“‘Shall each man,’ cried he, ‘find a wife for his bosom, and each beast have his mate, and I be alone? I had feelings of affection, and they were requited by detestation and scorn,’” (Shelley, 20.11). Victor denies the monster humanity because he is appalled by his features, and that’s what makes Victor the true monster. He made early judgement on who the monster was before the monster could speak because he was terrifying, and society had made him believe that if it were different it was dangerous. Even when the monster promised to leave society forever if he were only given someone to love, to feel normal, the idea that anything outside their realm of societal norms being allowed to continue existing was just too much for Victor.

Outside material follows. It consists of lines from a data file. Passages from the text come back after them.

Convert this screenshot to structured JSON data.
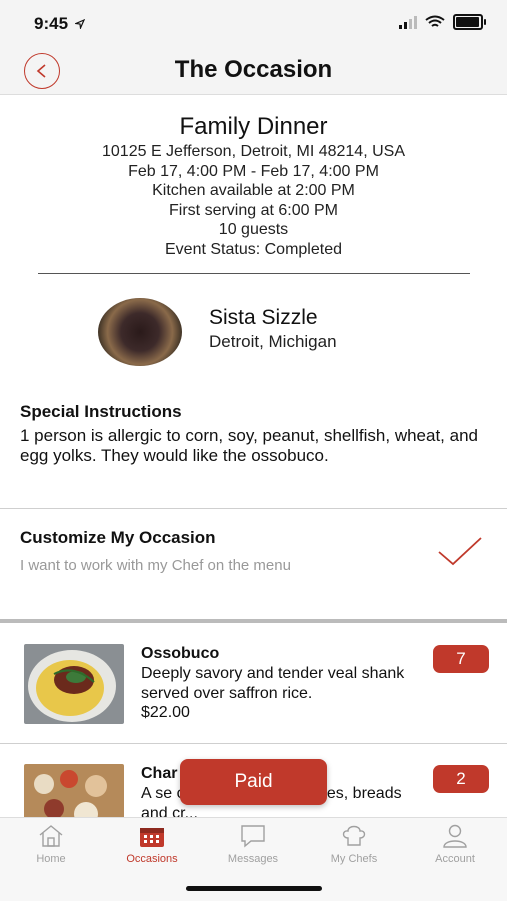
{
  "status_bar": {
    "time": "9:45",
    "location_icon": "location-arrow-icon"
  },
  "header": {
    "title": "The Occasion",
    "back_icon": "chevron-left-icon"
  },
  "event": {
    "title": "Family Dinner",
    "address": "10125 E Jefferson, Detroit, MI 48214, USA",
    "dates": "Feb 17, 4:00 PM - Feb 17, 4:00 PM",
    "kitchen": "Kitchen available at 2:00 PM",
    "serving": "First serving at 6:00 PM",
    "guests": "10 guests",
    "status": "Event Status: Completed"
  },
  "chef": {
    "name": "Sista Sizzle",
    "location": "Detroit, Michigan"
  },
  "special_instructions": {
    "heading": "Special Instructions",
    "body": "1 person is allergic to corn, soy, peanut, shellfish, wheat, and egg yolks. They would like the ossobuco."
  },
  "customize": {
    "heading": "Customize My Occasion",
    "subtitle": "I want to work with my Chef on the menu",
    "checked_icon": "checkmark-icon"
  },
  "menu_items": [
    {
      "name": "Ossobuco",
      "description": "Deeply savory and tender veal shank served over saffron rice.",
      "price": "$22.00",
      "quantity": "7"
    },
    {
      "name": "Char",
      "description": "A se          of local meats, cheeses, breads and cr...",
      "quantity": "2"
    }
  ],
  "paid_button": {
    "label": "Paid"
  },
  "tab_bar": {
    "tabs": [
      {
        "label": "Home",
        "icon": "home-icon"
      },
      {
        "label": "Occasions",
        "icon": "calendar-icon",
        "active": true
      },
      {
        "label": "Messages",
        "icon": "chat-icon"
      },
      {
        "label": "My Chefs",
        "icon": "chef-hat-icon"
      },
      {
        "label": "Account",
        "icon": "person-icon"
      }
    ]
  },
  "colors": {
    "accent": "#c0392b",
    "inactive": "#a0a0a0"
  }
}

He felt he had created an “ugly monster” and that he had made a mistake. The countenance of the creature immediately scared off Victor even though it was his creation. “Oh! no mortal could support the horror of that countenance.” (Shelley 48) Frankenstein even admit to his refusal of support simply because of the appearance the creature has. Not only is it Frankenstein’s fault that the creature has the appearance of a “monster”, he is also guilty of leaving the creature to its own devices without any guidance.